Connections between the emergence of national democracies, economic development, and the introduction of mass media have been studied for many decades, but there are still missing links in this complex web. In 1949, Daniel Lerner suggested the existence of a relationship between new media and the modern mentality in developing nations. Although much criticized, his insights influenced optimistic views of the impact of television and the internet around the globe. Here we ask a different question: what is the impact of State censorship and material restrictions on the press, in countries that have been witnessing continuous economic development?
Do restrictions on the functioning of the media in the formative period of a nation have long-term impacts on economic development? Looking from a different angle, can a limited labor market, with few formal vacancies in competitive firms, make literacy less rewarding, discouraging private investment in education? How do low literacy rates influence political culture and the nature of the public sphere in a modern society? In this volume, we would like to examine the multiple relationships between economic development, adoption of new media, literacy and education, and democratic culture.
We are interested in studies of so-called developing countries, and in particular those where there have been restrictions on the printing press, such as colonial Brazil and the Ottoman Empire, or which somehow differ from the Northern European and North American model of media development. We welcome papers using a variety of methods, particularly those bridging interdisciplinary gaps. Our goal is to point to new paths in the understanding of the challenges to achieving a free and just society. We welcome papers that discuss public policy regarding educational or economic reforms within that larger investigative framework, as well as research on the experience of particular groups. Research is particularly welcome on women, the African diaspora, and/or Marranos.
The article “Liberalism Without a Press: 18th Century Minas Geraes and the Roots of Brazilian Development”, by the editor, which appeared on volume 18 of Studies in Media and Communications, further elaborates on the possible relations between media, development and the public sphere. Please send your inquiries to Dr. Heloisa Pait, email@example.com with the subject “Emerald Book Series”. Submissions should be sent before November 1, 2019.
Editor: Heloisa Pait is a tenured professor of sociology at the São Paulo State University Julio de Mesquita Filho. She has written on Brazilian telenovelas, on the role of new media in political action and on higher education in Brazil and in the United States. Heloisa Pait is an active participant of public debates; she has recently launched Revista Pasmas, an online women’s magazine. Her published articles are listed in the Lattes platform at http://www.bit.ly/helopaitLattes.

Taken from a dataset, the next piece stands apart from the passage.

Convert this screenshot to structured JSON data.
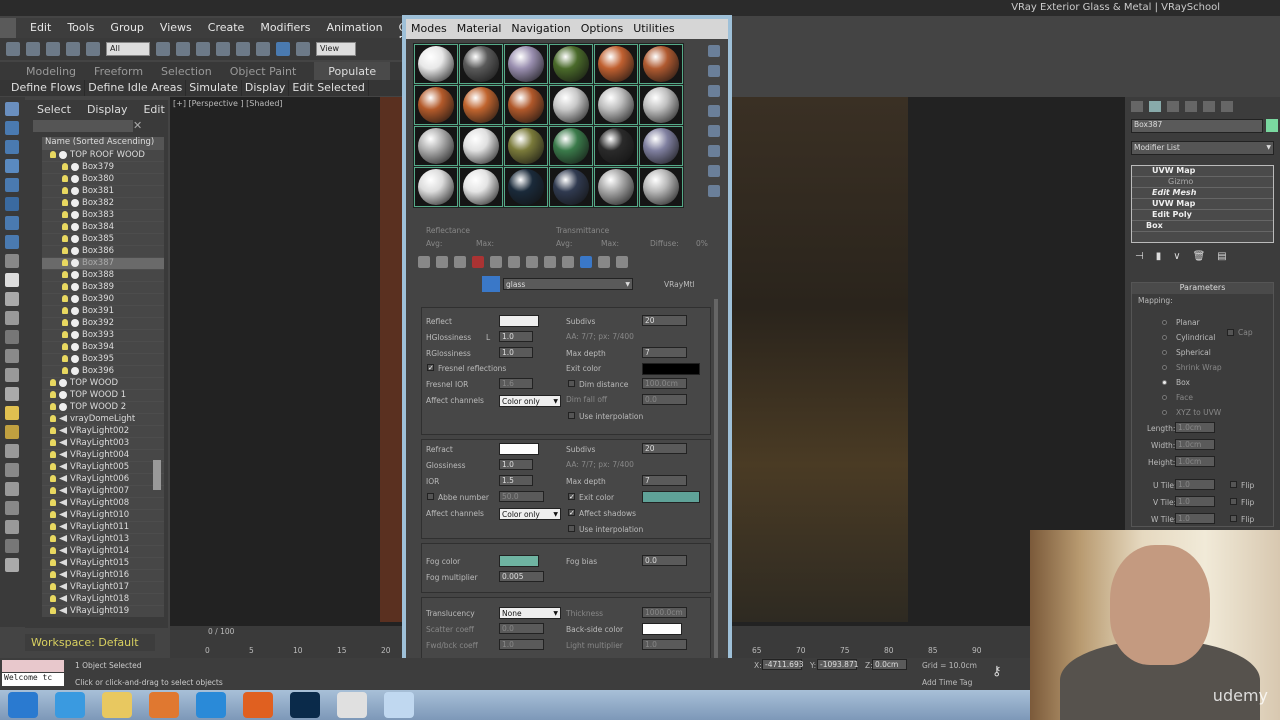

Contributing editor: Renata Nagamine is a postdoctoral fellow in the Graduate Program in International Relations at the Federal University of Bahia, Brazil. She received her PhD in international law from the University of São Paulo Law School. Nagamine has worked as a researcher at the Brazilian Centre of Analysis and Planning (Cebrap) and was a Kathleen Fitzpatrick Visiting Fellow with the Laureate Program in International Law at the University of Melbourne in 2018. Her areas of interest are international humanitarian law, human rights, and political theory.Her published articles are listed in the Lattes platform at http://lattes.cnpq.br.